Protein association events are ubiquitous in biological systems. Some protein associations and subsequent responses are diffusion controlled in vivo. Hence, it is important to be able to compute bimolecular diffusional association rates for proteins. The Brownian dynamics simulation methodology may be used to simulate protein-protein encounter, compute association rates, and examine their dependence on protein mutation and the nature of the physical environment (e.g., as a function of ionic strength or viscosity). Here, the theory for Brownian dynamics simulations is described, and important methodological aspects, particularly pertaining to the correct modeling of electrostatic forces and definition of encounter complex formation, are highlighted. To illustrate application of the method, simulations of the diffusional encounter of the extracellular ribonuclease, barnase, and its intracellular inhibitor, barstar, are described.
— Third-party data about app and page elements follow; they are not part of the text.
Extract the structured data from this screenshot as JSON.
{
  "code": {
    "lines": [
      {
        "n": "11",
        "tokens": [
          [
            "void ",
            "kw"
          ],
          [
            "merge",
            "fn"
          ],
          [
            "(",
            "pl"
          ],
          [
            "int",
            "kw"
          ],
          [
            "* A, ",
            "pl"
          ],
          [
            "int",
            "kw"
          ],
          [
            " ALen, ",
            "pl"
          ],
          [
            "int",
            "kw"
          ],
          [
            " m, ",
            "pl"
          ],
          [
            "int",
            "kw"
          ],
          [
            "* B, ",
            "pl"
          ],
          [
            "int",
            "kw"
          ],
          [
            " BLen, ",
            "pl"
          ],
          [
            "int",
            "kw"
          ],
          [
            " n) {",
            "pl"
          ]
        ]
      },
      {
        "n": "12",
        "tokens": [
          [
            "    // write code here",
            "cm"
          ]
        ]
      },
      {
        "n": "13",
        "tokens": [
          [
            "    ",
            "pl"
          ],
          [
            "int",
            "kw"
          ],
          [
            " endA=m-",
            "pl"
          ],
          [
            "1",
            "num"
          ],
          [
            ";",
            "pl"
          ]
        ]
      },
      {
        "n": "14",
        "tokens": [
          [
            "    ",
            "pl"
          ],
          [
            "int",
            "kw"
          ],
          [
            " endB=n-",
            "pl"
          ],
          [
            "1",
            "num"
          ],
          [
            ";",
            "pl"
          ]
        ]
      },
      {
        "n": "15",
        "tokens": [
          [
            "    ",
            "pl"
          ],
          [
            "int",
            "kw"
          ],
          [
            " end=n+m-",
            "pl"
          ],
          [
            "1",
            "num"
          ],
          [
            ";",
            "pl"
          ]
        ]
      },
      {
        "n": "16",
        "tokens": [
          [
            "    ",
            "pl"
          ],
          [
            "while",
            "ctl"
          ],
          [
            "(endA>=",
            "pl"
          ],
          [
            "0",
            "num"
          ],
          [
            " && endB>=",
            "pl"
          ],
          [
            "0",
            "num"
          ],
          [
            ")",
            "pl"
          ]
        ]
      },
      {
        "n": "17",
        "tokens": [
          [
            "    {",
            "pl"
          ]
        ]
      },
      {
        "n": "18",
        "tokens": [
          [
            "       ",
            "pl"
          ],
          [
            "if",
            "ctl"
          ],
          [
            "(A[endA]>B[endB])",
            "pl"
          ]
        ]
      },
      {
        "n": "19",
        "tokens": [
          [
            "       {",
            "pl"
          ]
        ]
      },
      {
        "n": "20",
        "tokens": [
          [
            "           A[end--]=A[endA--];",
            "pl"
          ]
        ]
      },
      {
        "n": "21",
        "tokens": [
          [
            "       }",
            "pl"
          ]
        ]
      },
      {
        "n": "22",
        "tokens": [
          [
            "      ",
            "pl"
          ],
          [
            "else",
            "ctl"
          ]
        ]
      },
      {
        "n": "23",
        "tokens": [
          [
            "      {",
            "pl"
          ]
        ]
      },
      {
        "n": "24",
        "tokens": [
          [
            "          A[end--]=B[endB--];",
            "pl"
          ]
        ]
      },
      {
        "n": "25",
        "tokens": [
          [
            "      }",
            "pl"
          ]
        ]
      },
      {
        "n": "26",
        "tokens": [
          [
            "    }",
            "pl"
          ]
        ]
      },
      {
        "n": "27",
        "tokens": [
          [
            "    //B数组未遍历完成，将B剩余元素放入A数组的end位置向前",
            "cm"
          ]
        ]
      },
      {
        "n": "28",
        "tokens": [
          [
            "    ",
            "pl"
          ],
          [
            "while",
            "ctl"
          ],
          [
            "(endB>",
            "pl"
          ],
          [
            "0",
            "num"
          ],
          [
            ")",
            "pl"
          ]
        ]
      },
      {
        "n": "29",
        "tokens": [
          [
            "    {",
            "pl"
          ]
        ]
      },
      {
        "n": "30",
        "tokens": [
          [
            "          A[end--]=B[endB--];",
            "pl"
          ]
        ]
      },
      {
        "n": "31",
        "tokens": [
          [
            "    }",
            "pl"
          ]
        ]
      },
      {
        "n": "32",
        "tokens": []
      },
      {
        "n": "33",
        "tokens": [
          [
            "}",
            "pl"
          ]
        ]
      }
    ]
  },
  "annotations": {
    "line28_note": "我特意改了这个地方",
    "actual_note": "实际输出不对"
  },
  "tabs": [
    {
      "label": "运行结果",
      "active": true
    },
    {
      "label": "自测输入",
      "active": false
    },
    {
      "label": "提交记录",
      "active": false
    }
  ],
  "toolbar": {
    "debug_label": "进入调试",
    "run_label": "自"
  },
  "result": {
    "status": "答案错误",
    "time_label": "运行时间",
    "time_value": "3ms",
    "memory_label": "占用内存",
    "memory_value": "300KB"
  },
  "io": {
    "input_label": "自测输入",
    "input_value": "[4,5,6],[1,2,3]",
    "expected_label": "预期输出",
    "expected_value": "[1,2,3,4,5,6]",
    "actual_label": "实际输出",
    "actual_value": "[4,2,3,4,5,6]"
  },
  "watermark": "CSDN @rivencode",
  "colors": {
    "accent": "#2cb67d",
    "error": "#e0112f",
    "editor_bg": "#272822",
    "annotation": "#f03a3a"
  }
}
This shows how experimental rates for a series of mutants and the dependence of rates on ionic strength can be reproduced well by Brownian dynamics simulations. Potential future uses of the Brownian dynamics method for investigating protein-protein association are discussed.
This work describes an example of using Brownian dynamics in kinetic calculations.